> Provided records
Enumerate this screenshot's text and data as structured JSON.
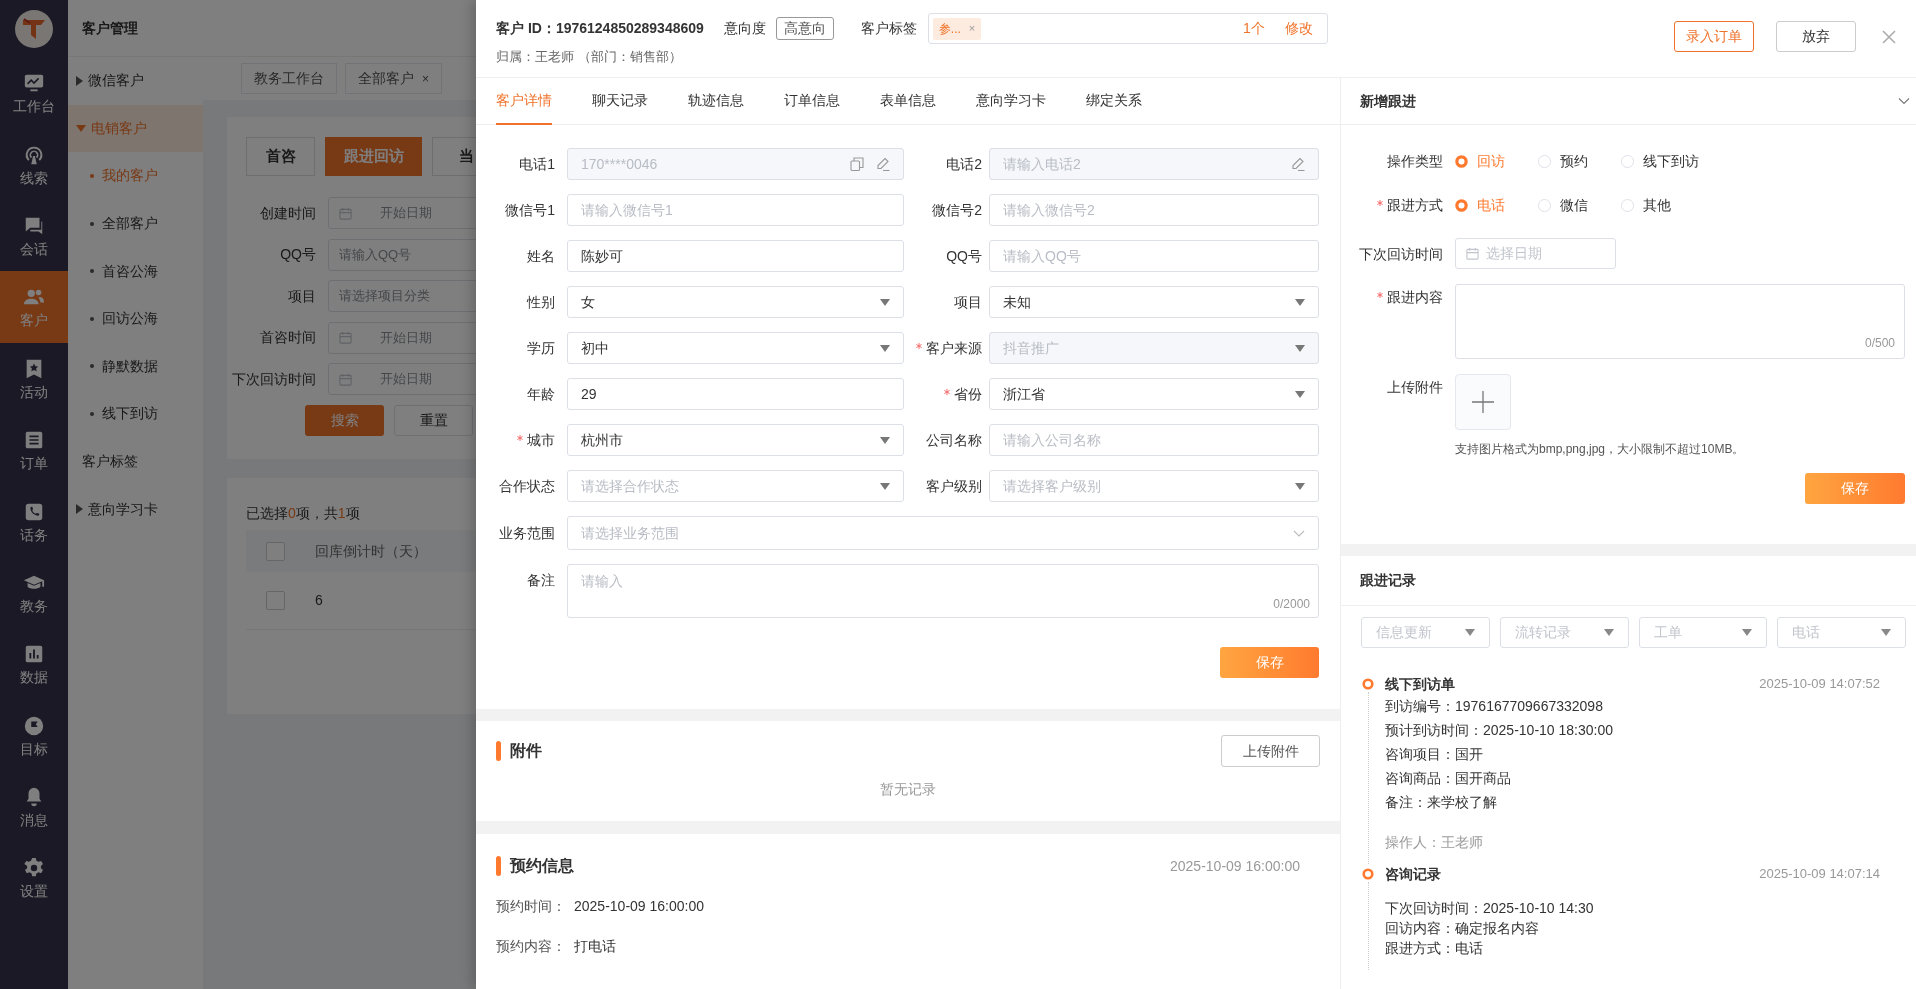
{
  "nav": {
    "items": [
      {
        "label": "工作台",
        "selected": false
      },
      {
        "label": "线索",
        "selected": false
      },
      {
        "label": "会话",
        "selected": false
      },
      {
        "label": "客户",
        "selected": true
      },
      {
        "label": "活动",
        "selected": false
      },
      {
        "label": "订单",
        "selected": false
      },
      {
        "label": "话务",
        "selected": false
      },
      {
        "label": "教务",
        "selected": false
      },
      {
        "label": "数据",
        "selected": false
      },
      {
        "label": "目标",
        "selected": false
      },
      {
        "label": "消息",
        "selected": false
      },
      {
        "label": "设置",
        "selected": false
      }
    ]
  },
  "submenu": {
    "title": "客户管理",
    "items": [
      {
        "label": "微信客户",
        "kind": "group",
        "expanded": false,
        "selected": false
      },
      {
        "label": "电销客户",
        "kind": "group",
        "expanded": true,
        "selected": true,
        "children": [
          {
            "label": "我的客户",
            "selected": true
          },
          {
            "label": "全部客户",
            "selected": false
          },
          {
            "label": "首咨公海",
            "selected": false
          },
          {
            "label": "回访公海",
            "selected": false
          },
          {
            "label": "静默数据",
            "selected": false
          },
          {
            "label": "线下到访",
            "selected": false
          }
        ]
      },
      {
        "label": "客户标签",
        "kind": "link",
        "selected": false
      },
      {
        "label": "意向学习卡",
        "kind": "group",
        "expanded": false,
        "selected": false
      }
    ]
  },
  "page_tabs": [
    {
      "label": "教务工作台"
    },
    {
      "label": "全部客户",
      "close": "×"
    }
  ],
  "sub_tabs": [
    {
      "label": "首咨",
      "selected": false
    },
    {
      "label": "跟进回访",
      "selected": true
    },
    {
      "label": "当",
      "selected": false
    }
  ],
  "filters": [
    {
      "label": "创建时间",
      "kind": "date",
      "placeholder": "开始日期"
    },
    {
      "label": "QQ号",
      "kind": "input",
      "placeholder": "请输入QQ号"
    },
    {
      "label": "项目",
      "kind": "input",
      "placeholder": "请选择项目分类"
    },
    {
      "label": "首咨时间",
      "kind": "date",
      "placeholder": "开始日期"
    },
    {
      "label": "下次回访时间",
      "kind": "date",
      "placeholder": "开始日期"
    }
  ],
  "filter_buttons": [
    {
      "label": "搜索",
      "primary": true
    },
    {
      "label": "重置",
      "primary": false
    }
  ],
  "selection_summary": [
    {
      "text": "已选择",
      "highlight": false
    },
    {
      "text": "0",
      "highlight": true
    },
    {
      "text": "项，共",
      "highlight": false
    },
    {
      "text": "1",
      "highlight": true
    },
    {
      "text": "项",
      "highlight": false
    }
  ],
  "table": {
    "header_checked": false,
    "columns": [
      "回库倒计时（天）"
    ],
    "rows": [
      {
        "checked": false,
        "cells": [
          "6"
        ]
      }
    ]
  },
  "customer": {
    "id_label": "客户 ID：",
    "id": "1976124850289348609",
    "intent_label": "意向度",
    "intent": "高意向",
    "tags_label": "客户标签",
    "tags": [
      {
        "label": "参...",
        "remove": "×"
      }
    ],
    "tag_count": "1个",
    "edit": "修改",
    "owner": "归属：王老师 （部门：销售部）",
    "actions": [
      {
        "label": "录入订单",
        "kind": "primary"
      },
      {
        "label": "放弃",
        "kind": "default"
      }
    ]
  },
  "detail_tabs": [
    {
      "label": "客户详情",
      "selected": true
    },
    {
      "label": "聊天记录",
      "selected": false
    },
    {
      "label": "轨迹信息",
      "selected": false
    },
    {
      "label": "订单信息",
      "selected": false
    },
    {
      "label": "表单信息",
      "selected": false
    },
    {
      "label": "意向学习卡",
      "selected": false
    },
    {
      "label": "绑定关系",
      "selected": false
    }
  ],
  "fields": [
    {
      "label": "电话1",
      "kind": "input",
      "value": "170****0046",
      "disabled": true,
      "copyable": true,
      "editable": true
    },
    {
      "label": "电话2",
      "kind": "input",
      "placeholder": "请输入电话2",
      "disabled": true,
      "editable": true
    },
    {
      "label": "微信号1",
      "kind": "input",
      "placeholder": "请输入微信号1"
    },
    {
      "label": "微信号2",
      "kind": "input",
      "placeholder": "请输入微信号2"
    },
    {
      "label": "姓名",
      "kind": "input",
      "value": "陈妙可"
    },
    {
      "label": "QQ号",
      "kind": "input",
      "placeholder": "请输入QQ号"
    },
    {
      "label": "性别",
      "kind": "select",
      "value": "女"
    },
    {
      "label": "项目",
      "kind": "select",
      "value": "未知"
    },
    {
      "label": "学历",
      "kind": "select",
      "value": "初中"
    },
    {
      "label": "客户来源",
      "kind": "select",
      "value": "抖音推广",
      "required": true,
      "disabled": true
    },
    {
      "label": "年龄",
      "kind": "input",
      "value": "29"
    },
    {
      "label": "省份",
      "kind": "select",
      "value": "浙江省",
      "required": true
    },
    {
      "label": "城市",
      "kind": "select",
      "value": "杭州市",
      "required": true
    },
    {
      "label": "公司名称",
      "kind": "input",
      "placeholder": "请输入公司名称"
    },
    {
      "label": "合作状态",
      "kind": "select",
      "placeholder": "请选择合作状态"
    },
    {
      "label": "客户级别",
      "kind": "select",
      "placeholder": "请选择客户级别"
    },
    {
      "label": "业务范围",
      "kind": "multiselect",
      "placeholder": "请选择业务范围"
    },
    {
      "label": "备注",
      "kind": "textarea",
      "placeholder": "请输入",
      "counter": "0/2000"
    }
  ],
  "detail_save": "保存",
  "attachments": {
    "title": "附件",
    "upload": "上传附件",
    "empty": "暂无记录"
  },
  "appointment": {
    "title": "预约信息",
    "time": "2025-10-09 16:00:00",
    "lines": [
      {
        "label": "预约时间：",
        "value": "2025-10-09 16:00:00"
      },
      {
        "label": "预约内容：",
        "value": "打电话"
      }
    ]
  },
  "new_followup": {
    "title": "新增跟进",
    "expanded": true,
    "rows": [
      {
        "kind": "radio",
        "label": "操作类型",
        "options": [
          {
            "label": "回访",
            "selected": true
          },
          {
            "label": "预约",
            "selected": false
          },
          {
            "label": "线下到访",
            "selected": false
          }
        ]
      },
      {
        "kind": "radio",
        "label": "跟进方式",
        "required": true,
        "options": [
          {
            "label": "电话",
            "selected": true
          },
          {
            "label": "微信",
            "selected": false
          },
          {
            "label": "其他",
            "selected": false
          }
        ]
      },
      {
        "kind": "date",
        "label": "下次回访时间",
        "placeholder": "选择日期"
      },
      {
        "kind": "textarea",
        "label": "跟进内容",
        "required": true,
        "counter": "0/500"
      },
      {
        "kind": "upload",
        "label": "上传附件",
        "hint": "支持图片格式为bmp,png,jpg，大小限制不超过10MB。"
      }
    ],
    "save": "保存"
  },
  "records": {
    "title": "跟进记录",
    "filters": [
      {
        "placeholder": "信息更新"
      },
      {
        "placeholder": "流转记录"
      },
      {
        "placeholder": "工单"
      },
      {
        "placeholder": "电话"
      }
    ],
    "entries": [
      {
        "title": "线下到访单",
        "time": "2025-10-09 14:07:52",
        "lines": [
          "到访编号：1976167709667332098",
          "预计到访时间：2025-10-10 18:30:00",
          "咨询项目：国开",
          "咨询商品：国开商品",
          "备注：来学校了解"
        ],
        "operator": "操作人：王老师"
      },
      {
        "title": "咨询记录",
        "time": "2025-10-09 14:07:14",
        "lines": [
          "下次回访时间：2025-10-10 14:30",
          "回访内容：确定报名内容",
          "跟进方式：电话"
        ]
      }
    ]
  }
}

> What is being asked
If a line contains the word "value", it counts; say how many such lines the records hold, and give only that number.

> Result for this exercise
11